Entries from a dataset of interfaces:
- Opening Delimiter -

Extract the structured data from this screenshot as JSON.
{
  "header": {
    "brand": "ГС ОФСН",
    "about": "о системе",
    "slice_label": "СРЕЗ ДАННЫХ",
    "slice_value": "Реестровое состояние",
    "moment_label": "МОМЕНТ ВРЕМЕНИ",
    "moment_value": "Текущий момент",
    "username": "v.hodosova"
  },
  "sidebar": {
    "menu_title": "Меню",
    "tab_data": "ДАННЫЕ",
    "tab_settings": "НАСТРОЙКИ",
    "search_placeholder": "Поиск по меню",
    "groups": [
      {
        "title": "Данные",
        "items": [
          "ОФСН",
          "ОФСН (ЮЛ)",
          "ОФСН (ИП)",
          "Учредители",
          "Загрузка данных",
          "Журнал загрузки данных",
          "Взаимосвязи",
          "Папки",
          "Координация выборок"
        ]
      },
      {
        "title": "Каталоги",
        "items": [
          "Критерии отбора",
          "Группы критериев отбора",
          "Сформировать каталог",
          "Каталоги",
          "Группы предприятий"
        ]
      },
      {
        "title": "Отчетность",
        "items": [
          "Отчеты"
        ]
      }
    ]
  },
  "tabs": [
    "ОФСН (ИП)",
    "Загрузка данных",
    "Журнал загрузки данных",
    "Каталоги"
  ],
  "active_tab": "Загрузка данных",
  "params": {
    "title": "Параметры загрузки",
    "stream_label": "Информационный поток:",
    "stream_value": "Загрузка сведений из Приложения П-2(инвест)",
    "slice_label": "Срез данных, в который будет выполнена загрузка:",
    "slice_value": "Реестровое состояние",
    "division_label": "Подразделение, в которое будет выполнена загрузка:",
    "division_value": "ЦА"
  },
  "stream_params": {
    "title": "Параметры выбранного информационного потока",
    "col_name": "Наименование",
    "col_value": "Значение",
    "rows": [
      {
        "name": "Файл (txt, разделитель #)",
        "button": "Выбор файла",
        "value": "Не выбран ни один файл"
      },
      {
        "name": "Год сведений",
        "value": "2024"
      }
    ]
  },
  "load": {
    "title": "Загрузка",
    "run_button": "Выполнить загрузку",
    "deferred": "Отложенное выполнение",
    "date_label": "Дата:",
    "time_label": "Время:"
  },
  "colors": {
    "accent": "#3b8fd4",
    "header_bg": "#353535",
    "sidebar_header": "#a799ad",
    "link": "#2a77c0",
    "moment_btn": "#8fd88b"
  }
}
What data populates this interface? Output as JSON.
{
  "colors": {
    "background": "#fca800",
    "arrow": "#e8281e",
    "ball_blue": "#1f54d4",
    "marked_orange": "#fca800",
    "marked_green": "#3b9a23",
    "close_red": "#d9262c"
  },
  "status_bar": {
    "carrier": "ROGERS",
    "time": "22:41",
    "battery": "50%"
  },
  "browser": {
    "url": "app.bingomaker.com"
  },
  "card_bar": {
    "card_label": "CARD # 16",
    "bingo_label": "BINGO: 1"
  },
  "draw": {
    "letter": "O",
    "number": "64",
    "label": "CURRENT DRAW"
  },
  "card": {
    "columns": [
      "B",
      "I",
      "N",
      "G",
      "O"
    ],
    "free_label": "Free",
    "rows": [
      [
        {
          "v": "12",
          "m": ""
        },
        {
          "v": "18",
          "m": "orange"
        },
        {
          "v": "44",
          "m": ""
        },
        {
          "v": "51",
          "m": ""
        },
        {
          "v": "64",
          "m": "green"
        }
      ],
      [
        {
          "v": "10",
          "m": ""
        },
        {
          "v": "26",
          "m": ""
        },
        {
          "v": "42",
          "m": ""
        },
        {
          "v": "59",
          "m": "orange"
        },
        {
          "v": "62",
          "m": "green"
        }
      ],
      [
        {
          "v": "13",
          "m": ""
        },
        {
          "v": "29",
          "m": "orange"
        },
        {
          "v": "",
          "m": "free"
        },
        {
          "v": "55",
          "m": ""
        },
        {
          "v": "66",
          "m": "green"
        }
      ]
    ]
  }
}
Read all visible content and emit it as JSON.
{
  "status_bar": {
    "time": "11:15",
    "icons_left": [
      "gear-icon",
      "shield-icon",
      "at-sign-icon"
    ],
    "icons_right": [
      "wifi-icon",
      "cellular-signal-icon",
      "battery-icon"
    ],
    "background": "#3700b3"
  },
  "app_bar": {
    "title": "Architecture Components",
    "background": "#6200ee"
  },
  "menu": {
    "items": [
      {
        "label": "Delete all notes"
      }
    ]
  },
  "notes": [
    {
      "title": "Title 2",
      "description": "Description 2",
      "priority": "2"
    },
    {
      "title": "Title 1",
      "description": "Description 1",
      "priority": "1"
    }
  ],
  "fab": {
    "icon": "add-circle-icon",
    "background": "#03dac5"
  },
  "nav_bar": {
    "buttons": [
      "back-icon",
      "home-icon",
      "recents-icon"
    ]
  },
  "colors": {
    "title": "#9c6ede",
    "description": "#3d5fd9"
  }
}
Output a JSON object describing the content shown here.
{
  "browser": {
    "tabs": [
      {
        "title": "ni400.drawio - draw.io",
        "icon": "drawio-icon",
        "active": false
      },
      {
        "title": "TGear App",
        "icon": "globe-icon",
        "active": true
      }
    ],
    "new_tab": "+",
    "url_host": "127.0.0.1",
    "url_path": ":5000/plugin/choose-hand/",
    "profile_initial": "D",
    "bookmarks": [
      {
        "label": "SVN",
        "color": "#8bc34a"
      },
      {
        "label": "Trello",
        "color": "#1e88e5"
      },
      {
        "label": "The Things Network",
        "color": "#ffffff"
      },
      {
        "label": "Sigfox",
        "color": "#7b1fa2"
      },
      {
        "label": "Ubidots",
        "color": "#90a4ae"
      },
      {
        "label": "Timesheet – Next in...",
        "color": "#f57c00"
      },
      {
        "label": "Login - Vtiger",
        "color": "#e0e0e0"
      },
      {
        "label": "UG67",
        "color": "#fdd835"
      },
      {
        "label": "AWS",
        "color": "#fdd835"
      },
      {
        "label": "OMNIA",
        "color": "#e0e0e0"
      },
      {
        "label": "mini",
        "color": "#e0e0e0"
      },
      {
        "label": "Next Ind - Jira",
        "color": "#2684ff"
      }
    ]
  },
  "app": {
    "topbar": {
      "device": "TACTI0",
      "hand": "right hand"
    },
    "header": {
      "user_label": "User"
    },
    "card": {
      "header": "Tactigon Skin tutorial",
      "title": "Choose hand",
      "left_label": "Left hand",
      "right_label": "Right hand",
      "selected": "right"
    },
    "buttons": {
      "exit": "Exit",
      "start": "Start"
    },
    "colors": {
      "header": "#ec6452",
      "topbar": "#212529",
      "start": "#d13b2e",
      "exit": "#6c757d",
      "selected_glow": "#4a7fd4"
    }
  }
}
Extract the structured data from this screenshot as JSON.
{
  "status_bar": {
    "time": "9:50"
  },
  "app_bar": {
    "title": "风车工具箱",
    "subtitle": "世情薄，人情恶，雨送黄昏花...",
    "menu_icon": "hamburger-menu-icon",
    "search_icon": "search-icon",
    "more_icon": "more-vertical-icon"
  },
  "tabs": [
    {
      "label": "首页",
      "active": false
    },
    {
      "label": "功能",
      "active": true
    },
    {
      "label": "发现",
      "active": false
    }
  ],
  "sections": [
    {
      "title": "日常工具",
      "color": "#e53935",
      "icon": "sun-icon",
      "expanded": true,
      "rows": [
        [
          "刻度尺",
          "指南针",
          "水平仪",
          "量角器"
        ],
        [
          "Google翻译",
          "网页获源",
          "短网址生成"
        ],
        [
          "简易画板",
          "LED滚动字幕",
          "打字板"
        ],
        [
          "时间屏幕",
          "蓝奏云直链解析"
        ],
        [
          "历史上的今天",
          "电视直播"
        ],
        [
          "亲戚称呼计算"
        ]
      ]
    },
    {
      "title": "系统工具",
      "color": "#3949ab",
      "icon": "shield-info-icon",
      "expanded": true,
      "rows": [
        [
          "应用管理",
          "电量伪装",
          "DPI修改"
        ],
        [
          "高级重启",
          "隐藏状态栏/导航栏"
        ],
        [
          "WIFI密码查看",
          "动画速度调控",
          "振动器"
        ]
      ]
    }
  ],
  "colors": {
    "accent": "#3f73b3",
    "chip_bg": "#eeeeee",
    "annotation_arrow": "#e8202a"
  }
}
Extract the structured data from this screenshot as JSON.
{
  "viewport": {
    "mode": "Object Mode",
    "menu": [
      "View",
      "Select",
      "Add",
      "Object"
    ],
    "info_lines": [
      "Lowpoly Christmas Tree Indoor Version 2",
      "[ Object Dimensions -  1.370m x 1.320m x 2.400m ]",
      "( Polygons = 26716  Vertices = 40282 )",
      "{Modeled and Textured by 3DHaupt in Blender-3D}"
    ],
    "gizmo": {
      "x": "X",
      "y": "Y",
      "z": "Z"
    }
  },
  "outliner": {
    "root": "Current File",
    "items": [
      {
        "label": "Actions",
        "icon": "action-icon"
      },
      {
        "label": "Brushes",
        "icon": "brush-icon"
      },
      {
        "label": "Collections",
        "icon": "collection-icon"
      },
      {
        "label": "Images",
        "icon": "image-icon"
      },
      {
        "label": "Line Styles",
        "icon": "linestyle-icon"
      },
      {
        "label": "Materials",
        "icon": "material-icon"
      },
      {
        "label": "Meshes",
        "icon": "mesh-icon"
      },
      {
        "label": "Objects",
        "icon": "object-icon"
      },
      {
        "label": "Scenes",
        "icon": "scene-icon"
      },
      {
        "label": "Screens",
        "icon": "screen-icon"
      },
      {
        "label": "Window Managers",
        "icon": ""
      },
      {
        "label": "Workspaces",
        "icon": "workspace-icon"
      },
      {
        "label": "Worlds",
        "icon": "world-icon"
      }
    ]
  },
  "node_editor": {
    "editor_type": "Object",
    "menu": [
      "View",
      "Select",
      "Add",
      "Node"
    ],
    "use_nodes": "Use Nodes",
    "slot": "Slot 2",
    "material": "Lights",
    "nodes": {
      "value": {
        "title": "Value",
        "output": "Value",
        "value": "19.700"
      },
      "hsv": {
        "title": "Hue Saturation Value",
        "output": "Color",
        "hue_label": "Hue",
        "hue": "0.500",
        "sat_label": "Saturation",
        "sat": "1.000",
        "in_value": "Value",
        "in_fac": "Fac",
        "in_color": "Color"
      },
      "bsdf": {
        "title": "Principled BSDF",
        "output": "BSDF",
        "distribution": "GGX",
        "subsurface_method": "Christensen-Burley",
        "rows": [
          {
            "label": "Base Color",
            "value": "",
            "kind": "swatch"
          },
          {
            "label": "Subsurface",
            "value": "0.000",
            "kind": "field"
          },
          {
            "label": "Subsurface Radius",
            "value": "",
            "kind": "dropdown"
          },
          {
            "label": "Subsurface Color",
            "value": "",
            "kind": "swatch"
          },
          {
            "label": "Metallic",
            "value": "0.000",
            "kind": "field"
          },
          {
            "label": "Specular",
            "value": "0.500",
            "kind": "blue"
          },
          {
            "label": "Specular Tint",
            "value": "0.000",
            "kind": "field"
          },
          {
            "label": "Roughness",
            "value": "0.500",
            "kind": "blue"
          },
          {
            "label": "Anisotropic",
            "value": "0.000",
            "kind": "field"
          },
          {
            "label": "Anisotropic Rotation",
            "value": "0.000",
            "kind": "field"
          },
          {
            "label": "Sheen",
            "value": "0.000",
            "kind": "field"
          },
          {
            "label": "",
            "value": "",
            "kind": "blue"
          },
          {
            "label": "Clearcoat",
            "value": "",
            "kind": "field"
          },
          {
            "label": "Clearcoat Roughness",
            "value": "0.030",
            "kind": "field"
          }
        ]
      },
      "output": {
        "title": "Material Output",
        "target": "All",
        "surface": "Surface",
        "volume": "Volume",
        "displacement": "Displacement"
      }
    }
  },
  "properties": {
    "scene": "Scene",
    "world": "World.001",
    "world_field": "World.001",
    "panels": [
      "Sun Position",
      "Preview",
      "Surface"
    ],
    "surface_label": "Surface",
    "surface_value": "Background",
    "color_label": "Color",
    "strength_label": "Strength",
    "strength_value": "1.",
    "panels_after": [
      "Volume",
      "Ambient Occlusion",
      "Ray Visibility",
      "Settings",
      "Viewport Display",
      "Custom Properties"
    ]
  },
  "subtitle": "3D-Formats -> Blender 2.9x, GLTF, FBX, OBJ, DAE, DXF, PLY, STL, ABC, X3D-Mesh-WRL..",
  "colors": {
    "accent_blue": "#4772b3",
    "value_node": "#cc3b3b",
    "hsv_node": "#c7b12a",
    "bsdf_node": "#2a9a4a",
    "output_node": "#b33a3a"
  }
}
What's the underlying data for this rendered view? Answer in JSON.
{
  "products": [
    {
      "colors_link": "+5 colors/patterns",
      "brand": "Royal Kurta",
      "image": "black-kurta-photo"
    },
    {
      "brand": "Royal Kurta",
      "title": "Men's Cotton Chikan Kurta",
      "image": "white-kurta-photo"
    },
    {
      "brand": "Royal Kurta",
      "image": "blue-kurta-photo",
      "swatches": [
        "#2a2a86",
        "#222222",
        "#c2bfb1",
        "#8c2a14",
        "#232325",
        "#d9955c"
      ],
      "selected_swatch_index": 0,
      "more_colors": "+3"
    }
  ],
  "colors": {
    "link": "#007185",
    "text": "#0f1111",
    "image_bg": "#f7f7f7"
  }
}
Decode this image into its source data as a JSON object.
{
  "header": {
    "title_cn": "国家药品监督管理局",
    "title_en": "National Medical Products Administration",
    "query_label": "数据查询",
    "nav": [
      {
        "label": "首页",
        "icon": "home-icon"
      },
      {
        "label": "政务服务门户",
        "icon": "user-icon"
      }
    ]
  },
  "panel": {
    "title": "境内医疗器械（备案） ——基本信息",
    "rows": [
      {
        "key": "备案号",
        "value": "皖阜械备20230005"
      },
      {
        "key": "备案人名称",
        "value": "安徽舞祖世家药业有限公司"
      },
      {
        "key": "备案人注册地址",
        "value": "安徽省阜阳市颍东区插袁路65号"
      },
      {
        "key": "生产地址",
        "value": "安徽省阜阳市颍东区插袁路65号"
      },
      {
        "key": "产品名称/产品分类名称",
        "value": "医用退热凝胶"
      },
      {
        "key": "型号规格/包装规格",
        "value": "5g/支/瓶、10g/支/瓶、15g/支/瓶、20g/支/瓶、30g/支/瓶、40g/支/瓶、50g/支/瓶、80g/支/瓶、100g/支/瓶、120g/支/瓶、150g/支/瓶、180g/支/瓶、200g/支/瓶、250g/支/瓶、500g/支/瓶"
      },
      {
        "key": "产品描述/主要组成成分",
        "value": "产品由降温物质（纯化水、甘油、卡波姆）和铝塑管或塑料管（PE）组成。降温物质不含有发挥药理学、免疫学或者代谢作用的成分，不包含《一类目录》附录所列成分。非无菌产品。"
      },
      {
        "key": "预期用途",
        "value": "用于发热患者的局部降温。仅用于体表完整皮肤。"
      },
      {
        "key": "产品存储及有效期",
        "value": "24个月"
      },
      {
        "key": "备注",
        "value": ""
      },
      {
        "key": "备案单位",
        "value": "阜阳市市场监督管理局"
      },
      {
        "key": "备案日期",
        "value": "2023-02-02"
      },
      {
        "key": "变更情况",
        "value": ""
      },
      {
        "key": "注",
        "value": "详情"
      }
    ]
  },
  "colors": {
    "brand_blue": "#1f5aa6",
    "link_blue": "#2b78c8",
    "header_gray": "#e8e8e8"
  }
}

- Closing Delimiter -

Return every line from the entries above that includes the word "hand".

**Exercise result**:
    "url_path": ":5000/plugin/choose-hand/",
      "hand": "right hand"
      "title": "Choose hand",
      "left_label": "Left hand",
      "right_label": "Right hand",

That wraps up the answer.